Diplomatic contacts between Turkey and Israel

Intelligence meetings are taking place between Turkish and Israeli delegations despite the breakdown of the relationship ten years ago
Combination of images of the Prime Minister of Israel, Benjamin Netanyahu, and the President of Turkey, Recep Tayyip Erdogan

AFP/RONEN ZVULUN Y OZAN KOSE  -   Combination of images of the Prime Minister of Israel, Benjamin Netanyahu, and the President of Turkey, Recep Tayyip Erdogan

A delegation from the Turkish intelligence service, led by Hakan Fidan, reportedly met with Israeli counterparts, according to Al-Monitor, to discuss issues related to the security environment in the region, especially with regard to the situation in Syria and Libya. These meetings have reportedly been held repeatedly in the recent past. However, according to the sources, the novelty with respect to this latest meeting is related to the possibility of resuming the contact lost in 2010, which included the withdrawal of the diplomatic representation of both countries.

On 31 May 2010 an incident took place between a group of boats carrying humanitarian aid for the Gaza Strip and Israeli naval forces. As a result of the clash, several activists of Turkish origin were killed, triggering a major protest from the international community and in particular from Turkey. The diplomatic clash caused an appeal to the respective diplomatic delegations and a breaking-off of relations. This rupture would also include the end of military collaboration, also in the field of defence industry.

Despite this cooling of relations, attempts are now being made to resume them by holding meetings between the two sides with a low profile, which is now seeking to rise. At this latest meeting, the possibility of having diplomatic representation in both countries again would have been considered, which would bring Ankara and Tel Aviv closer together. 
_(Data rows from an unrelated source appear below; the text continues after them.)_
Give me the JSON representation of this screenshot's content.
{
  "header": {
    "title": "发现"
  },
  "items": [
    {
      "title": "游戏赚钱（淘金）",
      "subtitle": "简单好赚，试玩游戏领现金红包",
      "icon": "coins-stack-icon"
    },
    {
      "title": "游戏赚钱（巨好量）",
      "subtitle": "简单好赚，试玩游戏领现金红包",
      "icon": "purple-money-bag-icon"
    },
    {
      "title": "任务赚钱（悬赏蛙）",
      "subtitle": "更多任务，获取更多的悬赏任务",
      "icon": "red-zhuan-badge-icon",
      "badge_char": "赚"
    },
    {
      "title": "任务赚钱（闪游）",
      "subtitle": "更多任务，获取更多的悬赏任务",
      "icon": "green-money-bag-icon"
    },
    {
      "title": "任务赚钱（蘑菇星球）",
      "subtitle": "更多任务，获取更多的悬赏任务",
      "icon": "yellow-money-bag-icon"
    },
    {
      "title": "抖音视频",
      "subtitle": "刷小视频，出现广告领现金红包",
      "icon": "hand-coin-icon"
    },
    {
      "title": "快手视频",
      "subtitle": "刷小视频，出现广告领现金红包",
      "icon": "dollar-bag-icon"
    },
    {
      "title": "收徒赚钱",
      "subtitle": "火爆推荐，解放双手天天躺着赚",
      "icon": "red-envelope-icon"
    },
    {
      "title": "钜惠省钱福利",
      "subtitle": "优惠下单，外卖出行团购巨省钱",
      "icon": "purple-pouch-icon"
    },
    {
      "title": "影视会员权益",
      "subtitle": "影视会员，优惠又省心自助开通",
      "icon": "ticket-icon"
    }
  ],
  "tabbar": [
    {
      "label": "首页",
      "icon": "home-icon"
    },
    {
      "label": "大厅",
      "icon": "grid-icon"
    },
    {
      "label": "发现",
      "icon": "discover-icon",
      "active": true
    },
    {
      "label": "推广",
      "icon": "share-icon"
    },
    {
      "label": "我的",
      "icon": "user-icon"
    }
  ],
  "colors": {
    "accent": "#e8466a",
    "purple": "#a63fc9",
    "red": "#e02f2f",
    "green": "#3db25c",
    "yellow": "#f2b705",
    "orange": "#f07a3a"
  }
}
Even during the first wave of the coronavirus, both countries maintained contacts owing to Israel's need for healthcare material, which Turkey attempted to alleviate by sending protective material for its toilets. This gesture, which was well received in Israel, would have made possible the current meetings to re-establish relations between Ankara and Tel Aviv. However, it will be difficult to make the relationship between the two countries fully friendly, given Erdogan's attitude to many of the conflicts in the region and the ties he is forging with Teheran. The latter is of concern and much in Israel, which is engaged in an almost constant struggle with the military branch of Hezbollah along the Blue Line with Lebanon and with Hamas in the Palestinian territories, both groups being supported militarily and financially by Iran.